### Extracted entries
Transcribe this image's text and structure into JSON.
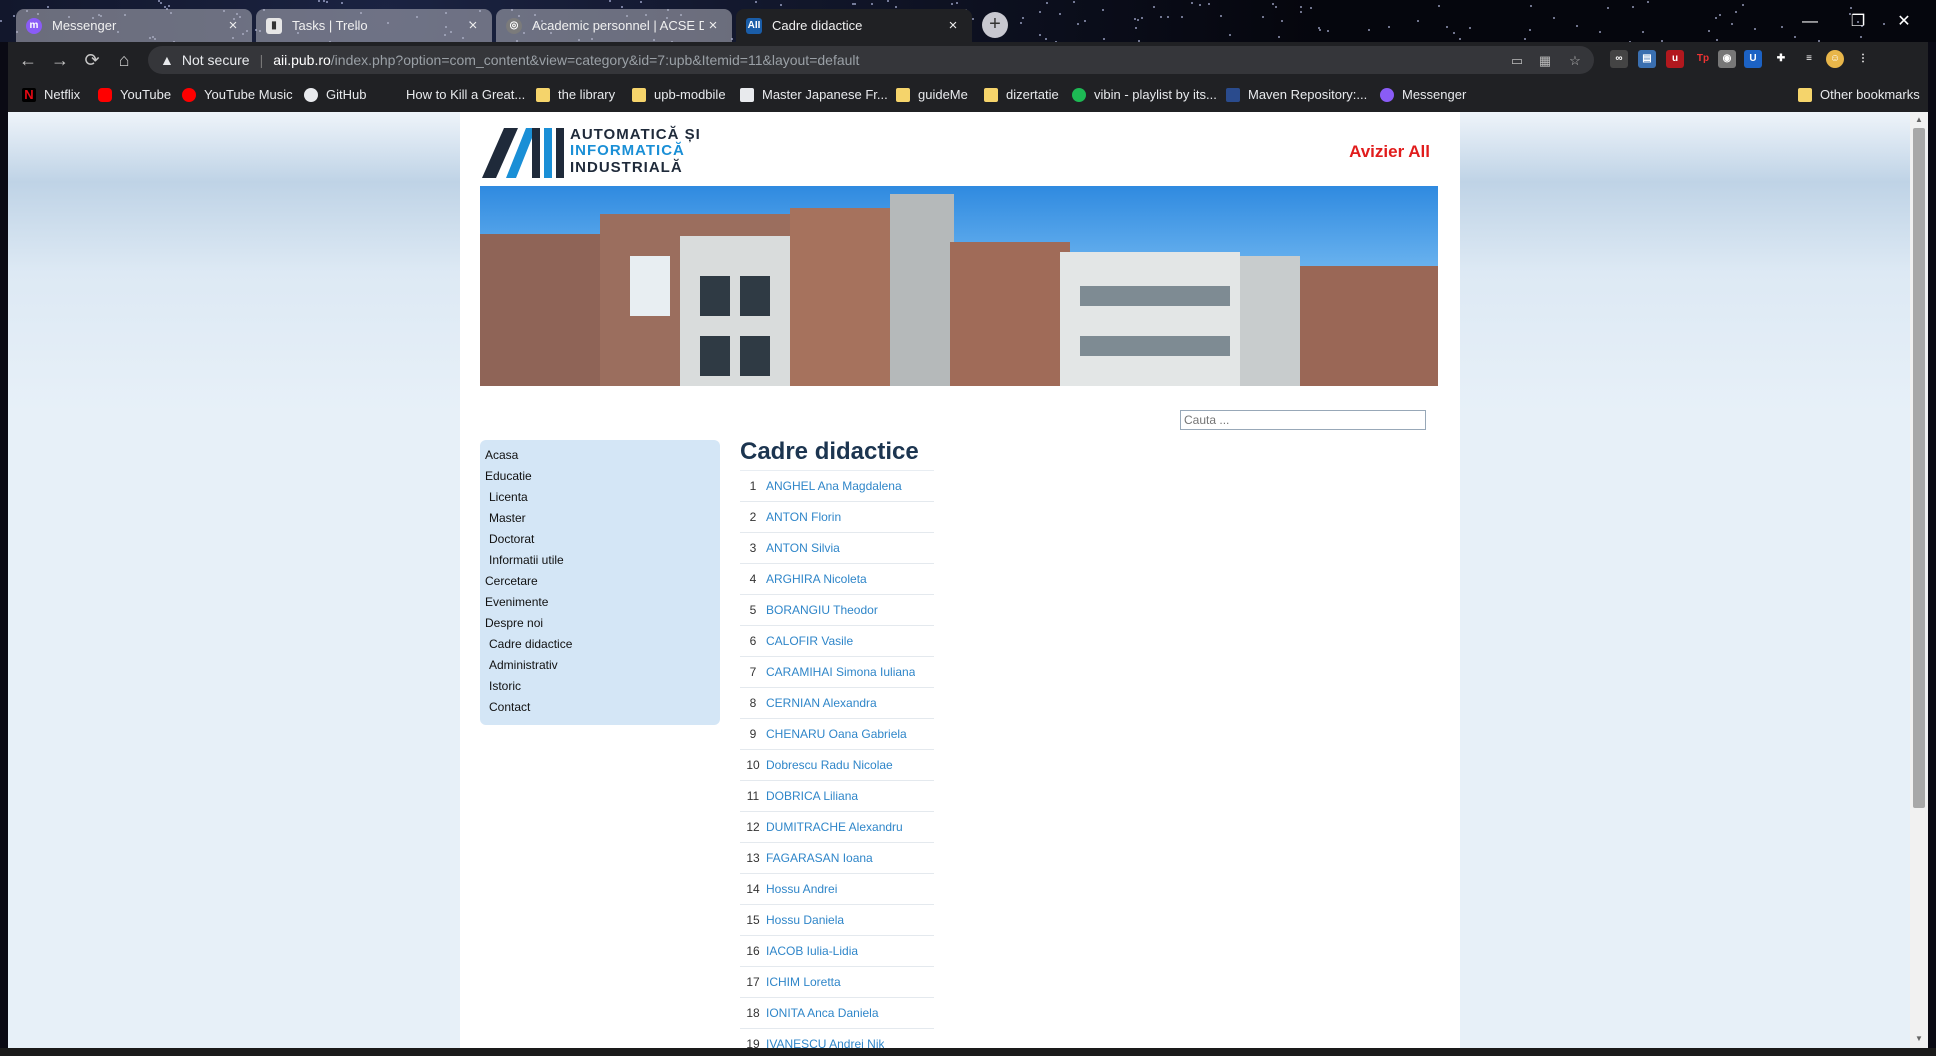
{
  "browser": {
    "tabs": [
      {
        "title": "Messenger",
        "active": false
      },
      {
        "title": "Tasks | Trello",
        "active": false
      },
      {
        "title": "Academic personnel | ACSE Dep...",
        "active": false
      },
      {
        "title": "Cadre didactice",
        "active": true
      }
    ],
    "new_tab": "+",
    "window": {
      "minimize": "—",
      "maximize": "❐",
      "close": "✕"
    },
    "nav": {
      "back": "←",
      "forward": "→",
      "reload": "⟳",
      "home": "⌂"
    },
    "address": {
      "security": "Not secure",
      "host": "aii.pub.ro",
      "path": "/index.php?option=com_content&view=category&id=7:upb&Itemid=11&layout=default"
    },
    "bookmarks": [
      "Netflix",
      "YouTube",
      "YouTube Music",
      "GitHub",
      "How to Kill a Great...",
      "the library",
      "upb-modbile",
      "Master Japanese Fr...",
      "guideMe",
      "dizertatie",
      "vibin - playlist by its...",
      "Maven Repository:...",
      "Messenger"
    ],
    "other_bookmarks": "Other bookmarks"
  },
  "site": {
    "logo": {
      "line1": "AUTOMATICĂ ȘI",
      "line2": "INFORMATICĂ",
      "line3": "INDUSTRIALĂ"
    },
    "avizier": "Avizier All",
    "search_placeholder": "Cauta ...",
    "menu": [
      {
        "label": "Acasa",
        "sub": false
      },
      {
        "label": "Educatie",
        "sub": false
      },
      {
        "label": "Licenta",
        "sub": true
      },
      {
        "label": "Master",
        "sub": true
      },
      {
        "label": "Doctorat",
        "sub": true
      },
      {
        "label": "Informatii utile",
        "sub": true
      },
      {
        "label": "Cercetare",
        "sub": false
      },
      {
        "label": "Evenimente",
        "sub": false
      },
      {
        "label": "Despre noi",
        "sub": false
      },
      {
        "label": "Cadre didactice",
        "sub": true
      },
      {
        "label": "Administrativ",
        "sub": true
      },
      {
        "label": "Istoric",
        "sub": true
      },
      {
        "label": "Contact",
        "sub": true
      }
    ],
    "page_title": "Cadre didactice",
    "staff": [
      {
        "n": "1",
        "name": "ANGHEL Ana Magdalena"
      },
      {
        "n": "2",
        "name": "ANTON Florin"
      },
      {
        "n": "3",
        "name": "ANTON Silvia"
      },
      {
        "n": "4",
        "name": "ARGHIRA Nicoleta"
      },
      {
        "n": "5",
        "name": "BORANGIU Theodor"
      },
      {
        "n": "6",
        "name": "CALOFIR Vasile"
      },
      {
        "n": "7",
        "name": "CARAMIHAI Simona Iuliana"
      },
      {
        "n": "8",
        "name": "CERNIAN Alexandra"
      },
      {
        "n": "9",
        "name": "CHENARU Oana Gabriela"
      },
      {
        "n": "10",
        "name": "Dobrescu Radu Nicolae"
      },
      {
        "n": "11",
        "name": "DOBRICA Liliana"
      },
      {
        "n": "12",
        "name": "DUMITRACHE Alexandru"
      },
      {
        "n": "13",
        "name": "FAGARASAN Ioana"
      },
      {
        "n": "14",
        "name": "Hossu Andrei"
      },
      {
        "n": "15",
        "name": "Hossu Daniela"
      },
      {
        "n": "16",
        "name": "IACOB Iulia-Lidia"
      },
      {
        "n": "17",
        "name": "ICHIM Loretta"
      },
      {
        "n": "18",
        "name": "IONITA Anca Daniela"
      },
      {
        "n": "19",
        "name": "IVANESCU Andrei Nik"
      }
    ]
  },
  "colors": {
    "accent_link": "#2f86c9",
    "avizier_red": "#e11c1c",
    "sidebar_bg": "#d4e6f6",
    "title": "#1c3550"
  }
}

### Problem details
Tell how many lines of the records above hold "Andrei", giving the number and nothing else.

### Solution for this exercise
2